JÃ¶rg Oechssler, Andreas Roider, and Patrick W. Schmitz
Journal of Institutional and Theoretical Economics, Vol. 171 (4), 2015, 565-588.
Abstract. Negotiations frequently end in conflict after one party rejects a final offer. In a large-scale internet experiment, we investigate whether a 24-hour cooling-off period leads to fewer rejections in ultimatum bargaining. We conduct a standard cash treatment and a lottery treatment, where subjects receive lottery tickets for several large prizes - emulating a high-stakes environment. In the lottery treatment, unfair offers are less frequently rejected, and cooling-off significantly reduces the rejection rate further. In the cash treatment, rejections are more frequent and remain so after cooling-off.

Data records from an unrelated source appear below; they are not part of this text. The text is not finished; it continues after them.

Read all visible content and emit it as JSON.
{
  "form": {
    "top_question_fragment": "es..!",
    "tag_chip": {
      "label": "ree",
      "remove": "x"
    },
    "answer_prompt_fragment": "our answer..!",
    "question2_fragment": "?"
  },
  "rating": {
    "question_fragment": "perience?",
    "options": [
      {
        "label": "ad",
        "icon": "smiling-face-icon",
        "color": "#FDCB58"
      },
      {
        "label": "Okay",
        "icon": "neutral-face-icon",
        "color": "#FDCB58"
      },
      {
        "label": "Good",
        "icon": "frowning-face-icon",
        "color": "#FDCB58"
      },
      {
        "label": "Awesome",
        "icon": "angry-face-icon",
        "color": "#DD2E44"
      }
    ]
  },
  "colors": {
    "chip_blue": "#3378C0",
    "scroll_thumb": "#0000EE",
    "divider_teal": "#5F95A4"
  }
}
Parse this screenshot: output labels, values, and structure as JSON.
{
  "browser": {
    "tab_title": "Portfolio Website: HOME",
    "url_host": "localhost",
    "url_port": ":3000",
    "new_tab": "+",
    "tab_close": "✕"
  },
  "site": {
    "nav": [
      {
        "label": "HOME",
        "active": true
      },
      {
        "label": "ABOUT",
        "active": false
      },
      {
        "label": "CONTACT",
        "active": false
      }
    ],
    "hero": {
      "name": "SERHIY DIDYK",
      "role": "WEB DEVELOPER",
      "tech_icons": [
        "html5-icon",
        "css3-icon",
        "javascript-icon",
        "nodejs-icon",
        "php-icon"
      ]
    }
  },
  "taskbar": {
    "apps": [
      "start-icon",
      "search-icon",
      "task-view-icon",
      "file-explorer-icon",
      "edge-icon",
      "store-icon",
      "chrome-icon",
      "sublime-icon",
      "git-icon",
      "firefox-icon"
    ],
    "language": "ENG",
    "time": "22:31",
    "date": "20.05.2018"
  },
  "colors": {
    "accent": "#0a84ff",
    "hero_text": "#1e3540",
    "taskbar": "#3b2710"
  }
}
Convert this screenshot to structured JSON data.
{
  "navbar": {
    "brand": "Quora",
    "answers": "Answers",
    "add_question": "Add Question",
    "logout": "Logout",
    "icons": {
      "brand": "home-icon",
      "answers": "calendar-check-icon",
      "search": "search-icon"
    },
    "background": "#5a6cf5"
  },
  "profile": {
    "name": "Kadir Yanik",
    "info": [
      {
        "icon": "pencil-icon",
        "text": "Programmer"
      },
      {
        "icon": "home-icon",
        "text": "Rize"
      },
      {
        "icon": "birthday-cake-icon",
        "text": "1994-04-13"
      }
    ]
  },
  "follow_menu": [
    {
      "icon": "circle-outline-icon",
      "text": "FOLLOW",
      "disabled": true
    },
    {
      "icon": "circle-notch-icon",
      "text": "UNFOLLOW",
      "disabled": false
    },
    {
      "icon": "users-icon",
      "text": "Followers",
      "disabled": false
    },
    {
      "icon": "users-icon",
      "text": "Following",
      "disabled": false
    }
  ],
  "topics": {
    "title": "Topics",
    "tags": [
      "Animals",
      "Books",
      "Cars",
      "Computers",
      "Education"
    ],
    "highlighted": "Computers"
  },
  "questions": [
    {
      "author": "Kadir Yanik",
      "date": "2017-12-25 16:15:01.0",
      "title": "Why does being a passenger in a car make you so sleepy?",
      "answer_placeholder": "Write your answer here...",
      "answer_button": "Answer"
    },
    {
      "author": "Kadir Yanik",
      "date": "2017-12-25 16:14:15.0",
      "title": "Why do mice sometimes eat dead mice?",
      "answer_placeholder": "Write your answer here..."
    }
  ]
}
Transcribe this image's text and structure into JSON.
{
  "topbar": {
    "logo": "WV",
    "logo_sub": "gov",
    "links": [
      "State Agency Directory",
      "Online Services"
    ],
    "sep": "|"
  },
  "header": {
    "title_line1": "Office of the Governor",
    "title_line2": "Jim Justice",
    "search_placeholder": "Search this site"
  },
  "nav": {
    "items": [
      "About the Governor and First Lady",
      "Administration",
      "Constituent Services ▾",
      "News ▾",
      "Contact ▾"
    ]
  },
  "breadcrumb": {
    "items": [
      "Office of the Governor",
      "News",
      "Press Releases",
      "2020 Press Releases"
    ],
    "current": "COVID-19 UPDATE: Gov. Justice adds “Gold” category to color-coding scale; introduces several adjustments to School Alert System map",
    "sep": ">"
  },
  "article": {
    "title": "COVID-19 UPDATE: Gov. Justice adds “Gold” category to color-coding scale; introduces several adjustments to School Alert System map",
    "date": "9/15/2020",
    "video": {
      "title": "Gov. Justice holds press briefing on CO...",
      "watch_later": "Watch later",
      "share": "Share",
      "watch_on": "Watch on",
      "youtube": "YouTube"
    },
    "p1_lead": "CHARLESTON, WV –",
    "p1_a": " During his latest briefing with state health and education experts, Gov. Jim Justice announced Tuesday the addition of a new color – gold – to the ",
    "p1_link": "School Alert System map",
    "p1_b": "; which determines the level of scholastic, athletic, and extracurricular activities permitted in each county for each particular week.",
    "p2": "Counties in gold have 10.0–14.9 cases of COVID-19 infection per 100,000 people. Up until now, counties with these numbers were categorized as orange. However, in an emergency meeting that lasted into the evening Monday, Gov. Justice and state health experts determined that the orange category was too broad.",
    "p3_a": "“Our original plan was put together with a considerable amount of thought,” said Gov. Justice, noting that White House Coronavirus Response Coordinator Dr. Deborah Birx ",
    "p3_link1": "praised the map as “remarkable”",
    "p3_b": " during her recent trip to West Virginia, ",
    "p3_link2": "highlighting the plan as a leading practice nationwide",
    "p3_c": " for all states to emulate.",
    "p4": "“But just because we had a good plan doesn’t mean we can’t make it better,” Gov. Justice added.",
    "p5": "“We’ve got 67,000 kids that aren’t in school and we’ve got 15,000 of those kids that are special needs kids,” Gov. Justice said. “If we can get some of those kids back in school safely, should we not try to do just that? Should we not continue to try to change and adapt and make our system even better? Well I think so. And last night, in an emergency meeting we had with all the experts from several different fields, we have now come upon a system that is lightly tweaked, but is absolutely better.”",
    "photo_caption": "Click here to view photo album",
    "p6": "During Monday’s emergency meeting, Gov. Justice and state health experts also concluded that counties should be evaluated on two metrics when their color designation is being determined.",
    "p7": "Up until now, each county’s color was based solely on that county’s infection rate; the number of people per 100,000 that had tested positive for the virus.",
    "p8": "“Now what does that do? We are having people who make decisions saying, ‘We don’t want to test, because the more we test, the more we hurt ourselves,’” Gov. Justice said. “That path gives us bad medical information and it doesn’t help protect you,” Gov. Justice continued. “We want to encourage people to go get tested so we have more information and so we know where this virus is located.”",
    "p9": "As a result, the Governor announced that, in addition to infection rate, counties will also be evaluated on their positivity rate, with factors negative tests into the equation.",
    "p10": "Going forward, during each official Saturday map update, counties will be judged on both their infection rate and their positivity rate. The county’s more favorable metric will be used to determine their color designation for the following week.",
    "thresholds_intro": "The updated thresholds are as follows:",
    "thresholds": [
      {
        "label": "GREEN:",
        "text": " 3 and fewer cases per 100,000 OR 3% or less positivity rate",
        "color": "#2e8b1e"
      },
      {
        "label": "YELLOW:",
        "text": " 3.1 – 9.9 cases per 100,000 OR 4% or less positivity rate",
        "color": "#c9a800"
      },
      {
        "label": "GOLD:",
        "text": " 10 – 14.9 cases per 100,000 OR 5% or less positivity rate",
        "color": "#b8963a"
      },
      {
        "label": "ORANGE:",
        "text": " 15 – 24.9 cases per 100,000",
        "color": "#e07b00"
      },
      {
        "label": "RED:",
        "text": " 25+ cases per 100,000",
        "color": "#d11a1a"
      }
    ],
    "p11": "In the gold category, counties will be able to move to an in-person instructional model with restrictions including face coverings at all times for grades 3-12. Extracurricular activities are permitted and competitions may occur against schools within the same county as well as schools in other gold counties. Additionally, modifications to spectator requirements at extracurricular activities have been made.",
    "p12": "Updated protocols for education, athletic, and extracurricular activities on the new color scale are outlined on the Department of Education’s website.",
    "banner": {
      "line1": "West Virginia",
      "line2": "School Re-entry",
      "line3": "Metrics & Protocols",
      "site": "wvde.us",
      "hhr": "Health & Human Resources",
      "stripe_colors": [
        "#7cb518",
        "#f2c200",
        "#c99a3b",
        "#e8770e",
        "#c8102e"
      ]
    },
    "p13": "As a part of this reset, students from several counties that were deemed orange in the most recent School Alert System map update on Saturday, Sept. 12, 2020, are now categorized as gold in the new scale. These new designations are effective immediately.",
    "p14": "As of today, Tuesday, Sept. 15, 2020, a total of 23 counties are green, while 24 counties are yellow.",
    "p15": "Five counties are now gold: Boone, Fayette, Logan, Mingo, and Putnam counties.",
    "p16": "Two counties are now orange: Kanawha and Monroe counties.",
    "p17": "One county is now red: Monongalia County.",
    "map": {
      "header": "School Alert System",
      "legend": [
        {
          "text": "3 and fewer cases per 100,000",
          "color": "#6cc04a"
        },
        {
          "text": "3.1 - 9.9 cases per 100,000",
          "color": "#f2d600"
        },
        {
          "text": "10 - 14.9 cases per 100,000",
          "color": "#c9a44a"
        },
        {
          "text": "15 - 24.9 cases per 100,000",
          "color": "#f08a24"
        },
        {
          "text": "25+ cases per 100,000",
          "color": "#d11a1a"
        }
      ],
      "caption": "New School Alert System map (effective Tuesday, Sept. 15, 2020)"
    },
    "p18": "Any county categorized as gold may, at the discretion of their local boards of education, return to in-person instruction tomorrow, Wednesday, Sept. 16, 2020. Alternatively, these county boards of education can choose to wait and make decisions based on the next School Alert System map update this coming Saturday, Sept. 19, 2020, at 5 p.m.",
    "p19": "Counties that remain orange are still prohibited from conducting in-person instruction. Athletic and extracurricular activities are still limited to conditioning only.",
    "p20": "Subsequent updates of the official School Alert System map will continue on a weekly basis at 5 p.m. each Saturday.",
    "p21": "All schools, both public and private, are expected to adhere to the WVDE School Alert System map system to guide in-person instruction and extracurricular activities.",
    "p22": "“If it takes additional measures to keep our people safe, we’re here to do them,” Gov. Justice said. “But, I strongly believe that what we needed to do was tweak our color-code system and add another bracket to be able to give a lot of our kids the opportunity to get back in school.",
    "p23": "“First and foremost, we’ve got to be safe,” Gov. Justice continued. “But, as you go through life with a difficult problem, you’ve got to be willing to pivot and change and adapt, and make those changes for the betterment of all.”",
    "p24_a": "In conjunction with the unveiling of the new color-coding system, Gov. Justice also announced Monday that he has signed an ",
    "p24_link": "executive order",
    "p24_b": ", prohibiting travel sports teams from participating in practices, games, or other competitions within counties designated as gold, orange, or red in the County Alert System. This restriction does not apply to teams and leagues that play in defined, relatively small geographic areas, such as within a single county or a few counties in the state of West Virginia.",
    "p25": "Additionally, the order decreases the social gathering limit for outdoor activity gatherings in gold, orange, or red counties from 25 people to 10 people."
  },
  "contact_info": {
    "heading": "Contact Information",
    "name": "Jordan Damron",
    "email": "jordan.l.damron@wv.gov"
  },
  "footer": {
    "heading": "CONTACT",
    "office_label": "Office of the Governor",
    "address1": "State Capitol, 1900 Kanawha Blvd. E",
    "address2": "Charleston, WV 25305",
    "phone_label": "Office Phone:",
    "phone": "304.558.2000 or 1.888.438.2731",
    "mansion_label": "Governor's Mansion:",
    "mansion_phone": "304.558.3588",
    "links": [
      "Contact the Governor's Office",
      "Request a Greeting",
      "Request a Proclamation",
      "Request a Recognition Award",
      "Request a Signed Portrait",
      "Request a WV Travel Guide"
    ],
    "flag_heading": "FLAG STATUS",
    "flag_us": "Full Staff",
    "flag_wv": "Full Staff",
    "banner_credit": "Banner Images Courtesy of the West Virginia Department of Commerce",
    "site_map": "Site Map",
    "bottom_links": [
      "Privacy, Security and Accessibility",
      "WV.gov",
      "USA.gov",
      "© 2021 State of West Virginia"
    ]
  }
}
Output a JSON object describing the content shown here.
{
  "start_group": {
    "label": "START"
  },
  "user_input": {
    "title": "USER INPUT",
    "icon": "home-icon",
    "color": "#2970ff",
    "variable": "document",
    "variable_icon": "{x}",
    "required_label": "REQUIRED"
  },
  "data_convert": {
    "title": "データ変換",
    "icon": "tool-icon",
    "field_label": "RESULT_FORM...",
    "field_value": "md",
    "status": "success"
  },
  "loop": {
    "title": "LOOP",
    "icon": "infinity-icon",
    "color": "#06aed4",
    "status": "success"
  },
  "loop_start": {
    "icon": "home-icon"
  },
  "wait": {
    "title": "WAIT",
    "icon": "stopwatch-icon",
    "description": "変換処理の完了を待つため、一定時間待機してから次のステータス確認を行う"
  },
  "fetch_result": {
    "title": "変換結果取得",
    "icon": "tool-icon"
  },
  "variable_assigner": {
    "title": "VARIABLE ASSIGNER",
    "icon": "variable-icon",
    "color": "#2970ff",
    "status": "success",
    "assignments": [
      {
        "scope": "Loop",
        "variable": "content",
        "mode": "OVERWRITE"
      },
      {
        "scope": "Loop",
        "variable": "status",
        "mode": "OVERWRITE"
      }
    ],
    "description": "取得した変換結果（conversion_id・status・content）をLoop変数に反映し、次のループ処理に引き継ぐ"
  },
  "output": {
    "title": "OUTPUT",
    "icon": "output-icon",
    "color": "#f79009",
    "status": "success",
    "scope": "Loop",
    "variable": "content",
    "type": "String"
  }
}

This treatment difference is particularly pronounced for subjects with lower cognitive abilities.
The working paper version is available for download (CEPR Discussion Paper 6807).